Sermon preached by the Provost on Pentecost 22, 5 November 2017

The Power of Humility – Proper 31

(1Thessalonians 2.9-13; Matthew 23.1-12)

 Just 7 short weeks ago I was installed as Provost with all the ceremony this Cathedral could muster. Both before and since that wonderful occasion, I have received many warm messages of congratulation on my promotion. My family and I have moved into the wonderful Provost’s house provided, just a short walk from the West Door, giving me a magnificent view as I walk to work. We have been enjoying our spacious living quarters. And in those 7 weeks I’ve enjoyed the thrill of a packed cathedral as Mothers Union members gathered from across the UK for their annual convention, this year in Edinburgh; I’ve been stirred by the magnificence of our choir; I’ve enjoyed beginning to get to know talented and dedicated colleagues.

At St Martin’s, my previous charge, someone came in to offer a bit of admin support for 2 hours a week; here we’re blessed with 2 secretaries staffing the office. At St Martin’s if a bulb blew it was usually me up the ladder changing it; here there are vergers. So even as these 7 weeks have flown by, there have been many moments to appreciate that this is all rather wonderful; the temptation to feel that I have arrived.

And then I read today’s gospel, to be reminded once again of our Gospel’s ability to challenge and disturb, as well as comfort and inspire: All who exalt themselves will be humbled, and all who humble themselves will be exalted. And I am left wondering, as Jesus should cause us to ponder, if I am walking in the footsteps of him who humbled himself, taking the form of a slave. In this magnificent building, with all the wonderful resources at our disposal, what has humility to do with it?

Despite the personal reflections with which I began, it would be somewhat ironic if a sermon on humility became all about me. So let me widen the lens somewhat, for in our age of aggressive self-promotion, and the exaltation of personal autonomy as a self-evident good above all others, we need to hear and respond to our gospel challenge of the power of humility.
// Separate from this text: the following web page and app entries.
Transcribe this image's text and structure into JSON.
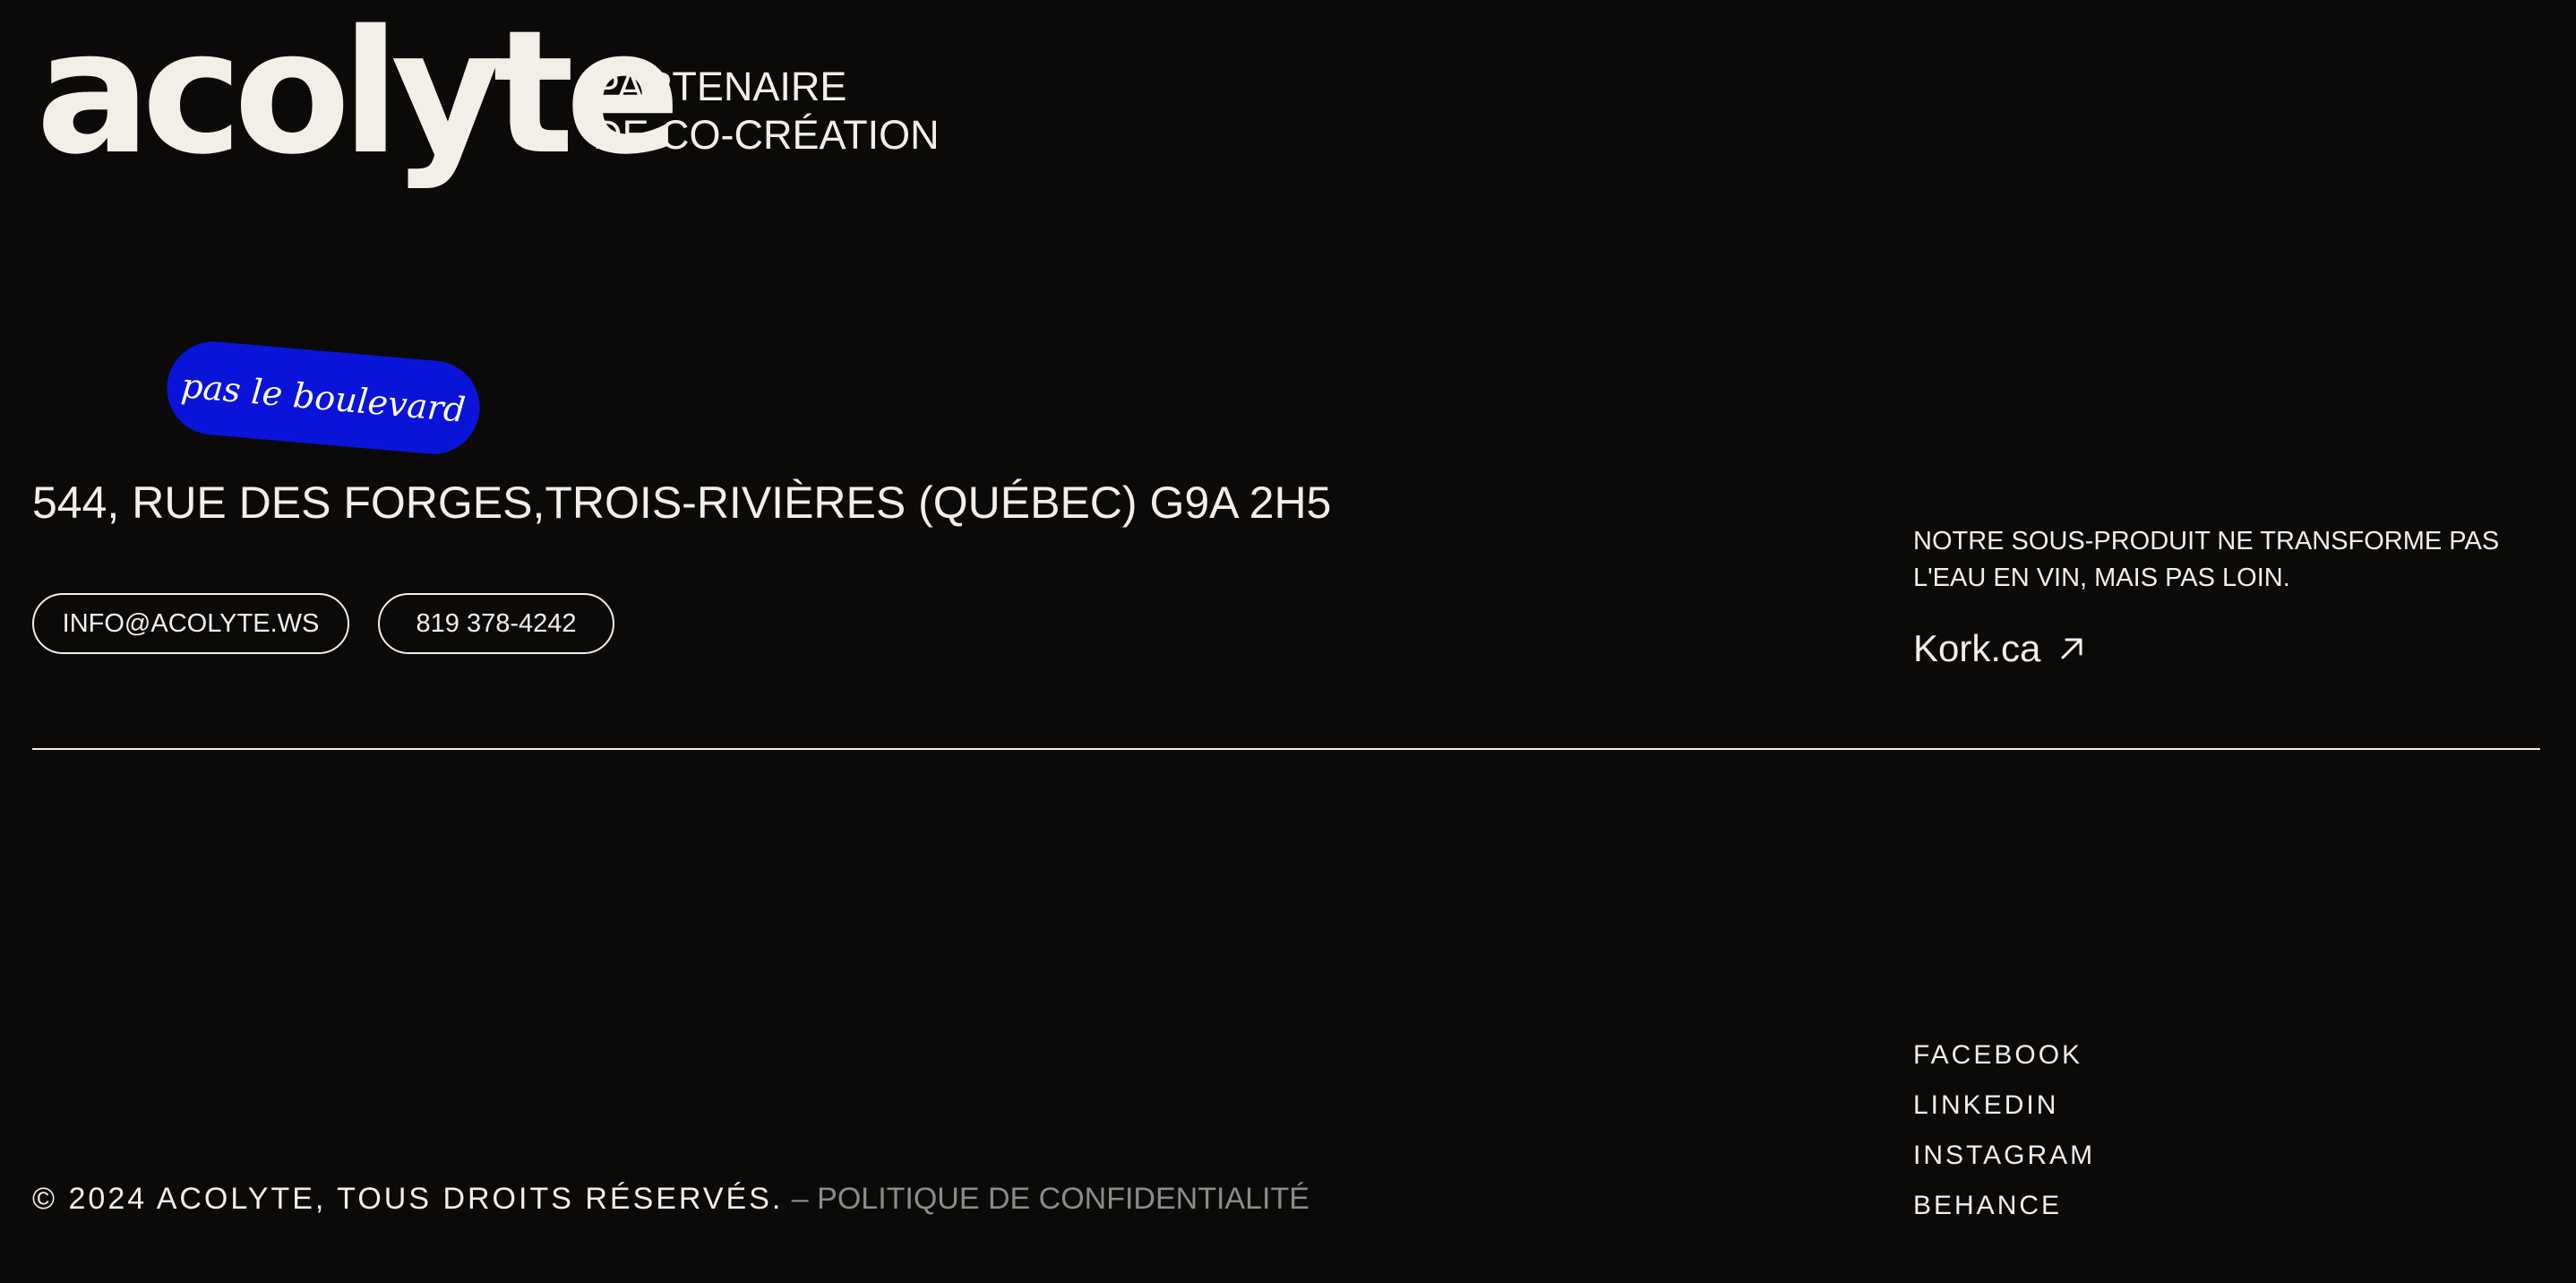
{
  "brand": {
    "logo_text": "acolyte",
    "tagline_line1": "PARTENAIRE",
    "tagline_line2": "DE CO-CRÉATION"
  },
  "badge": {
    "text": "pas le boulevard",
    "color": "#0a14d9"
  },
  "contact": {
    "address": "544, RUE DES FORGES,TROIS-RIVIÈRES (QUÉBEC) G9A 2H5",
    "email_label": "INFO@ACOLYTE.WS",
    "phone_label": "819 378-4242"
  },
  "promo": {
    "line1": "NOTRE SOUS-PRODUIT NE TRANSFORME PAS",
    "line2": "L'EAU EN VIN, MAIS PAS LOIN.",
    "link_label": "Kork.ca",
    "link_icon": "arrow-up-right-icon"
  },
  "social": {
    "items": [
      "FACEBOOK",
      "LINKEDIN",
      "INSTAGRAM",
      "BEHANCE"
    ]
  },
  "footer": {
    "copyright": "© 2024 ACOLYTE, TOUS DROITS RÉSERVÉS.",
    "privacy": " – POLITIQUE DE CONFIDENTIALITÉ"
  },
  "colors": {
    "background": "#0b0a09",
    "foreground": "#f2efe8",
    "muted": "#8d8b88"
  }
}
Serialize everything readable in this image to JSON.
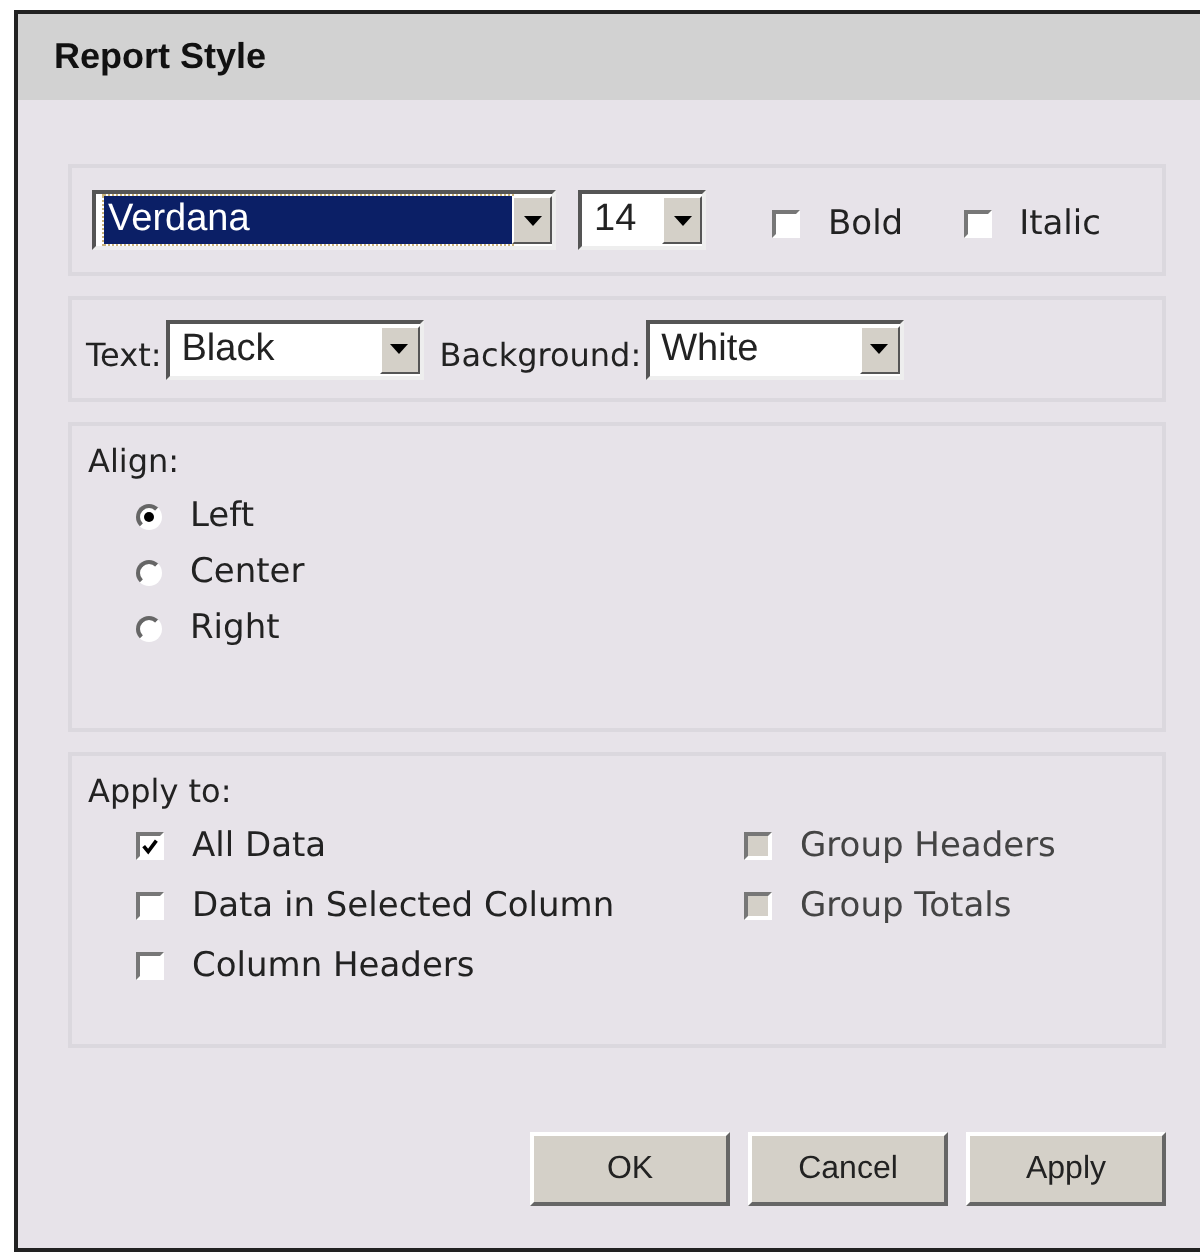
{
  "window": {
    "title": "Report Style"
  },
  "font": {
    "family": {
      "value": "Verdana",
      "focused": true
    },
    "size": {
      "value": "14",
      "focused": false
    },
    "styles": [
      {
        "label": "Bold",
        "checked": false
      },
      {
        "label": "Italic",
        "checked": false
      }
    ]
  },
  "colors": [
    {
      "label": "Text:",
      "value": "Black"
    },
    {
      "label": "Background:",
      "value": "White"
    }
  ],
  "align": {
    "label": "Align:",
    "options": [
      {
        "label": "Left",
        "selected": true
      },
      {
        "label": "Center",
        "selected": false
      },
      {
        "label": "Right",
        "selected": false
      }
    ]
  },
  "apply_to": {
    "label": "Apply to:",
    "options": [
      {
        "label": "All Data",
        "checked": true,
        "disabled": false
      },
      {
        "label": "Group Headers",
        "checked": false,
        "disabled": true
      },
      {
        "label": "Data in Selected Column",
        "checked": false,
        "disabled": false
      },
      {
        "label": "Group Totals",
        "checked": false,
        "disabled": true
      },
      {
        "label": "Column Headers",
        "checked": false,
        "disabled": false
      }
    ]
  },
  "buttons": [
    "OK",
    "Cancel",
    "Apply"
  ]
}
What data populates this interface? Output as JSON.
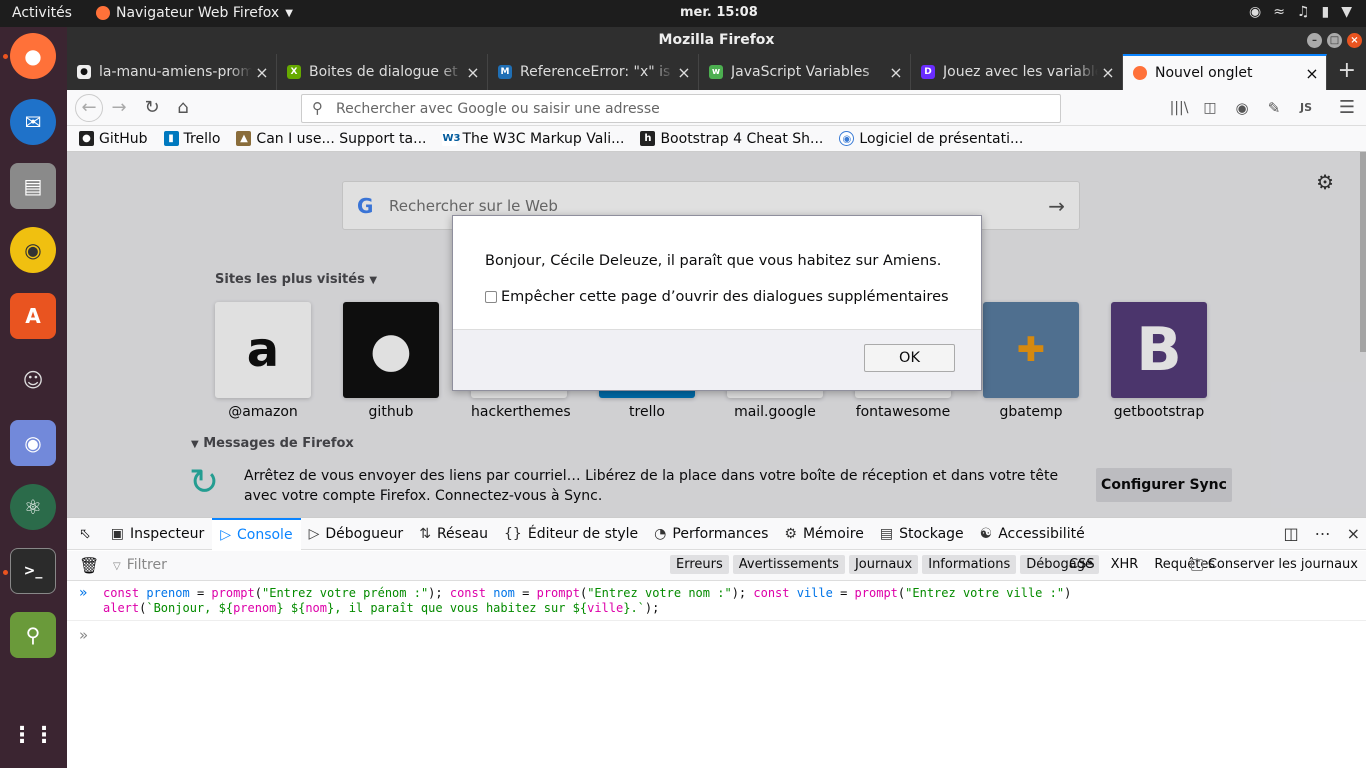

All who exalt themselves will be humbled, and all who humble themselves will be exalted. Jesus’ words come at the end of a passage critiquing the self-righteousness and hypocrisy of the religious leaders. Humility counters the tendency to think it is what we say, and not what we do that matters; that it is the outer show, and what sets us apart from others, that bolsters our sense of self and who we are – the broad phylacteries and long fringes have their contemporary equivalents I’m sure; as well as those who love the best seats and to be greeted with respect. Jesus’ overriding concern is with self-righteousness, basing our confidence in that setting of ourselves apart and above others, rather than in our relationship with God and neighbour. And humility is the antidote to that. For rather than it being the abnegation of self, humility is the desire to be in relationship, rather than glory in self-sufficiency, it is about beginning with an acknowledgement of need –our need of God, but also our need of others.

H. Richard Niebuhr: ‘The humility of Christ is not the moderation of keeping one’s exact place in the scale of being, but rather that of absolute dependence on God and absolute trust in him, with the consequent ability to move mountains.’

Humility, in this understanding, is not a shrinking, false modesty, but a recognition that God and community are prior – are the realities on which we stand and build. Humility is the movement from desire for self-in-opposition-to-others, to desire for self-in-through-and-with-others. Humility does not therefore destroy selfhood but is the necessary underpinning for us to come into our own unique being. Humility is not about the neglect of self, a life-denying martyr complex, but about living the truth that we come to fulfilment in, through and with others. Humility is what connects love of God, our dependence on God, with love of neighbour, a recognition that we are nothing without one another.

So Christianity needs to rediscover the power of humility. And what is true for each of us, for me and for you, is also true for this Cathedral. That it exists not for itself, not for the magnificence of the building, or the beauty of the choir, but so that these things may re-connect us with God, and with our neighbours; sent out in appreciation that we come to be in and through and with others.

Dorothee Soelle: Jesus’ attitude toward life was that it cannot be possessed, hoarded, safeguarded. What we can do with life is share it, pass it along, get it as a gift and give it on.

And we embody that truth in every act of communion – as we give thanks, acknowledge our dependence on God and then are formed with others, by the action of the Holy Spirit, into the Body of Christ in this place, to be sent out for the life of the world. For me that presents the challenge of helping to think about how all the resources of this place can draw people in to trusting in God and becoming more deeply connected to one another; it is thinking about how that wonderful house can be a place of hospitality and generous living; but for all of us it is about being drawn into that mind and practise of Christ, who did not regard equality with God as something to be exploited, but humbled himself. Amen.